Monday, 23 December 2013

Hollywood Babble On & On #1103: Be Careful What You Wish For...

I'm sure you've probably heard about Phil Robertson of the A&E Network's flagship reality show Duck Dynasty. The bearded patriarch stated in an interview that he views homosexuality a sin, and while most media outlets said he compared it to bestiality, he actually compared to all sorts of sins, including heterosexual promiscuity, and he also said that the Bible says he had to love all people regardless of their sinning ways.

GLAAD freaked out, A&E panicked, and they suspended Roberston from the show, which will probably lead to its cancellation since the rest of the family won't go on without him, and they don't need A&E to be rich.

Around the same time a minor PR flack named Justine Sacco dropped the sort of tasteless "edgy" joke that a friend reminded me was like something Sarah Silverman gets paid to say on a daily basis.

Over the next 12 hours the joke was picked up by various websites and she was declared public enemy number one, and she lost her job, and probably won't be able to get another one for many, many years.

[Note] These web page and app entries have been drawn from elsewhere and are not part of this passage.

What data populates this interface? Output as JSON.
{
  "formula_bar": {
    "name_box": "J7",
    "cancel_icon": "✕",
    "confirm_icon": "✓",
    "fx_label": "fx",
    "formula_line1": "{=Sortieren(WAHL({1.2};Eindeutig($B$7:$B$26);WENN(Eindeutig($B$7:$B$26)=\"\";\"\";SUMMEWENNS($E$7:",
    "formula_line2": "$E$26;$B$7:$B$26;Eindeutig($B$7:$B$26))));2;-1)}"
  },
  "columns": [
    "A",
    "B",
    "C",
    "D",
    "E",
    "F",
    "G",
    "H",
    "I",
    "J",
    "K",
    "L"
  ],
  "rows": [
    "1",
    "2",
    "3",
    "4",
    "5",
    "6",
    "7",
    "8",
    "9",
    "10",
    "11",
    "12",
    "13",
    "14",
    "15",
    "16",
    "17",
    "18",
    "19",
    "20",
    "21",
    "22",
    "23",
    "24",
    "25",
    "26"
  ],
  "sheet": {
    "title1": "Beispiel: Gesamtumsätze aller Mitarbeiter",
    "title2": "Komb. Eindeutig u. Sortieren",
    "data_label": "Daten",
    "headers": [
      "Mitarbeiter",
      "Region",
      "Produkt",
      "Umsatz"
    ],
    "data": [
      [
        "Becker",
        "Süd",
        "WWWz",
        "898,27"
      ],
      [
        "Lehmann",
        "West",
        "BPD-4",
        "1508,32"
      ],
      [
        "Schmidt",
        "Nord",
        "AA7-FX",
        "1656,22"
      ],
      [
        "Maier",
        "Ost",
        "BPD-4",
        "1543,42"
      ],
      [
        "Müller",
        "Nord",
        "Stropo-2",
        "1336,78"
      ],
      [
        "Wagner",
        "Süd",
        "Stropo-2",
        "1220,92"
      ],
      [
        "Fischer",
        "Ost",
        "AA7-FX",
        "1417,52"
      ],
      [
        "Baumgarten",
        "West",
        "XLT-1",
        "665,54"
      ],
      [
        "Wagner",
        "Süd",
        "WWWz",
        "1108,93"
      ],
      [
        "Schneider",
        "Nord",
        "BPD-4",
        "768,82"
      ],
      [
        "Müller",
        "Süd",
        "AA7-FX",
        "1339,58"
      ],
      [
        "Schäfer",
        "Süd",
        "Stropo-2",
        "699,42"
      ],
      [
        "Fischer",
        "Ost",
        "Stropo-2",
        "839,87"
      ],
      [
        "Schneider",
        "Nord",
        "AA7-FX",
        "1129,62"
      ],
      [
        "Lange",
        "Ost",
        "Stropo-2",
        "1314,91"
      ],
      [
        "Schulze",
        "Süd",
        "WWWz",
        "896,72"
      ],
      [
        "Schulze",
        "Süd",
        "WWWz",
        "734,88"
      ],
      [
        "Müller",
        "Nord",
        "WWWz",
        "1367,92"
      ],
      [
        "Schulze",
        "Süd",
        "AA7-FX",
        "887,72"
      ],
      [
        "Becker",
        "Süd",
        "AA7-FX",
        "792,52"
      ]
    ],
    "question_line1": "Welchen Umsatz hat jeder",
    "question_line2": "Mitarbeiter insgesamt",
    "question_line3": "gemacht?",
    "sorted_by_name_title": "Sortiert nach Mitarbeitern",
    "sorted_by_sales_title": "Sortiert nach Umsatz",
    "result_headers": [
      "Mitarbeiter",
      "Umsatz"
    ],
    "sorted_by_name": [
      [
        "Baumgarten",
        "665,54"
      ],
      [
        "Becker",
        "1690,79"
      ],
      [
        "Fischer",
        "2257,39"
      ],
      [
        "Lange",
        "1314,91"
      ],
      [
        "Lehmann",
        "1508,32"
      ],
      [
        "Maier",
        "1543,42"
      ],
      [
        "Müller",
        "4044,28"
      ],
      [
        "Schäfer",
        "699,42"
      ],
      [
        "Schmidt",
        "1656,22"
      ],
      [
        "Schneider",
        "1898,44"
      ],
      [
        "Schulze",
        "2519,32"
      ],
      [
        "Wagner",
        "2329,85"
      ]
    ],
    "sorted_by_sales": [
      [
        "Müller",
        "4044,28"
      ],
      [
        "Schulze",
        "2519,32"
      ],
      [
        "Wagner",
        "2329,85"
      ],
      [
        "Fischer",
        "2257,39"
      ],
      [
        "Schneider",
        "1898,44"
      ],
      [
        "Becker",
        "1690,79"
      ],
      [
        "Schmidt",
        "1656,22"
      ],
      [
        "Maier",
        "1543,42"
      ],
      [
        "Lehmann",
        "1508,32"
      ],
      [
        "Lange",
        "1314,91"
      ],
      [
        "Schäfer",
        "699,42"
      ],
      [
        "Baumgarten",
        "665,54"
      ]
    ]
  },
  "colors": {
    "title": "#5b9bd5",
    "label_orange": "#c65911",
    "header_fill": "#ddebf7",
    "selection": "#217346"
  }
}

A little later Steve Martin made a joke on twitter, that, although I never saw it before it was deleted, was interpreted as some as racist. Martin has spent the time since then deleting the tweet, defending himself, and his livelihood, while apologizing profusely for giving anyone any offence.

Now folks are saying that this is a good thing. People must learn that words that offend or hurt the feelings of others have consequences, and that this is not censorship since it doesn't involve government action.

Well, be careful what you wish for, because it's happened before and folks weren't too keen on it when it did happen.

Now you might be furrowing your brow in a feeble attempt to understand, but give me a minute to explain.

The time I'm talking about occurred not that long ago, and has been clouded a lot by myth and misunderstanding.

I'm talking about the Hollywood Blacklist.

Now you might be tempted to say: "Hey, that's different, that was Senator Joe McCarthy, and the US Government doing that, not private citizens!"

And you would be mostly wrong.

In the late 1940s the House Un-American Activities Committee of the US Congress did investigate the leftist political views of people in show business. The Hollywood Ten were jailed for refusing to cooperate but that's not the whole story.

Republican Sen. Joe McCarthy's committee didn't target Hollywood in the way popular imagination claims he did. His bipartisan hearings were over government officials and military personnel working for the "reds," and it was others in the Democrat controlled who held hearings over Hollywood.

However, the government did not order the blacklist. Legally it couldn't enforce any sort of blacklist.

The blacklist was created by private "political action" groups who published pamphlets with titles like Red Channels, that pointed the finger at Hollywood people, and threatened boycotts and public protests shaming the whole corporation as "reds."

The studios, fearing the threatened boycotts and protests, and wanting to survive with a minimum of hassle just went along.

They had too much to lose by not going along.

People lost their livelihoods and had their dreams destroyed because someone declared that something they said, done, or believed in offended them.

Now some may say that it's different, but in reality, it's just window dressing. The folks waving the virtual  torches and pitchforks are saying that they're doing it to combat hate against the LGBT community, ethnic minorities, and other groups. 

That's all well and good, but remember, the publishers of Red Channels thought they were combating the hatred of democracy and the American way of life.

Yes, words have consequences but so does trying to squash words in the name of some political goal, no matter how noble you might think that goal is. 

If you don't like what someone says or believes, you can say that person is an asshole, and refuse to buy their product, or watch their shows. However, when you start demanding that people be fired, taken off the air, or otherwise publicly punished in the virtual stocks for what they said or believe, then you're treading on a thin tightrope. A lot of bad things can happen on a tightrope, you can fall off, it can be cut out from under you, or your enemies can use it to hang you.

So lesson is to pick your battles and be extremely careful what you wish for, because you might just get it, and then some.

And on that upbeat note I bid you all a Merry Christmas.

1 comment:

  1. "How to Serve Man" = cook book.

    McCarthy related movies = How to silence lefty opposition.